WHAT IS BEING ASKED >> Every line that holds the word "AnnotationConfigApplicationContext" needs to be copied from the data below.

*** Opening MATERIAL SUPPLIED ***

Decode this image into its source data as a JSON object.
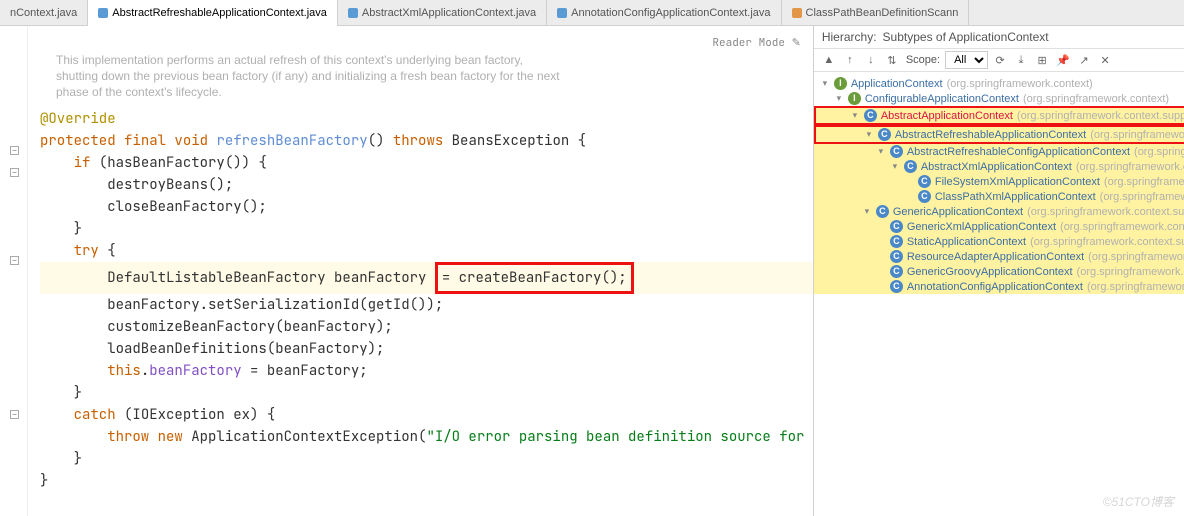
{
  "tabs": {
    "t0": "nContext.java",
    "t1": "AbstractRefreshableApplicationContext.java",
    "t2": "AbstractXmlApplicationContext.java",
    "t3": "AnnotationConfigApplicationContext.java",
    "t4": "ClassPathBeanDefinitionScann"
  },
  "editor": {
    "reader_mode": "Reader Mode",
    "doc": "This implementation performs an actual refresh of this context's underlying bean factory, shutting down the previous bean factory (if any) and initializing a fresh bean factory for the next phase of the context's lifecycle.",
    "anno": "@Override",
    "sig_mod1": "protected",
    "sig_mod2": "final",
    "sig_ret": "void",
    "sig_name": "refreshBeanFactory",
    "sig_throws": "throws",
    "sig_exc": "BeansException",
    "if_kw": "if",
    "if_cond": "hasBeanFactory",
    "destroy": "destroyBeans",
    "close": "closeBeanFactory",
    "try_kw": "try",
    "dflt_type": "DefaultListableBeanFactory",
    "var": "beanFactory",
    "create": "createBeanFactory",
    "setSer": "setSerializationId",
    "getId": "getId",
    "customize": "customizeBeanFactory",
    "loadDefs": "loadBeanDefinitions",
    "this_kw": "this",
    "field": "beanFactory",
    "catch_kw": "catch",
    "ioexc": "IOException",
    "exvar": "ex",
    "throw_kw": "throw",
    "new_kw": "new",
    "appexc": "ApplicationContextException",
    "errstr": "\"I/O error parsing bean definition source for "
  },
  "hierarchy": {
    "title_label": "Hierarchy:",
    "subtitle": "Subtypes of ApplicationContext",
    "scope_label": "Scope:",
    "scope_value": "All",
    "tree": {
      "n0": {
        "name": "ApplicationContext",
        "pkg": "(org.springframework.context)"
      },
      "n1": {
        "name": "ConfigurableApplicationContext",
        "pkg": "(org.springframework.context)"
      },
      "n2": {
        "name": "AbstractApplicationContext",
        "pkg": "(org.springframework.context.support)"
      },
      "n3": {
        "name": "AbstractRefreshableApplicationContext",
        "pkg": "(org.springframework.context.support)"
      },
      "n4": {
        "name": "AbstractRefreshableConfigApplicationContext",
        "pkg": "(org.springframework.context.supp"
      },
      "n5": {
        "name": "AbstractXmlApplicationContext",
        "pkg": "(org.springframework.context.support)"
      },
      "n6": {
        "name": "FileSystemXmlApplicationContext",
        "pkg": "(org.springframework.context.support)"
      },
      "n7": {
        "name": "ClassPathXmlApplicationContext",
        "pkg": "(org.springframework.context.support)"
      },
      "n8": {
        "name": "GenericApplicationContext",
        "pkg": "(org.springframework.context.support)"
      },
      "n9": {
        "name": "GenericXmlApplicationContext",
        "pkg": "(org.springframework.context.support)"
      },
      "n10": {
        "name": "StaticApplicationContext",
        "pkg": "(org.springframework.context.support)"
      },
      "n11": {
        "name": "ResourceAdapterApplicationContext",
        "pkg": "(org.springframework.jca.context)"
      },
      "n12": {
        "name": "GenericGroovyApplicationContext",
        "pkg": "(org.springframework.context.support)"
      },
      "n13": {
        "name": "AnnotationConfigApplicationContext",
        "pkg": "(org.springframework.context.annotation)"
      }
    }
  },
  "watermark": "©51CTO博客"
}
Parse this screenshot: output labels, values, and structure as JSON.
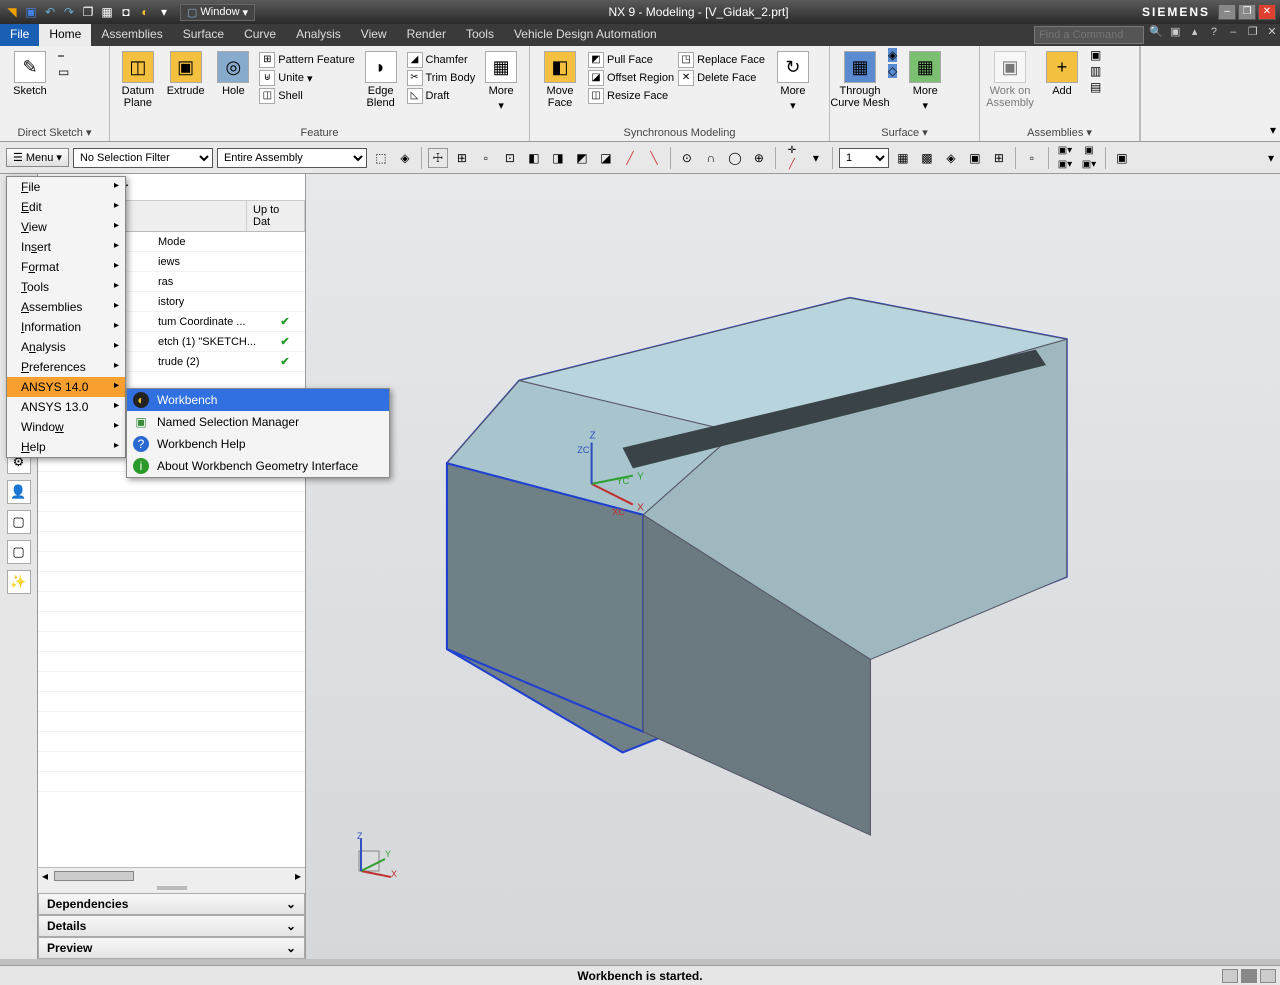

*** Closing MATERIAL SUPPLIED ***

YOUR SOLUTION >>
    "t3": "AnnotationConfigApplicationContext.java",
        "name": "AnnotationConfigApplicationContext",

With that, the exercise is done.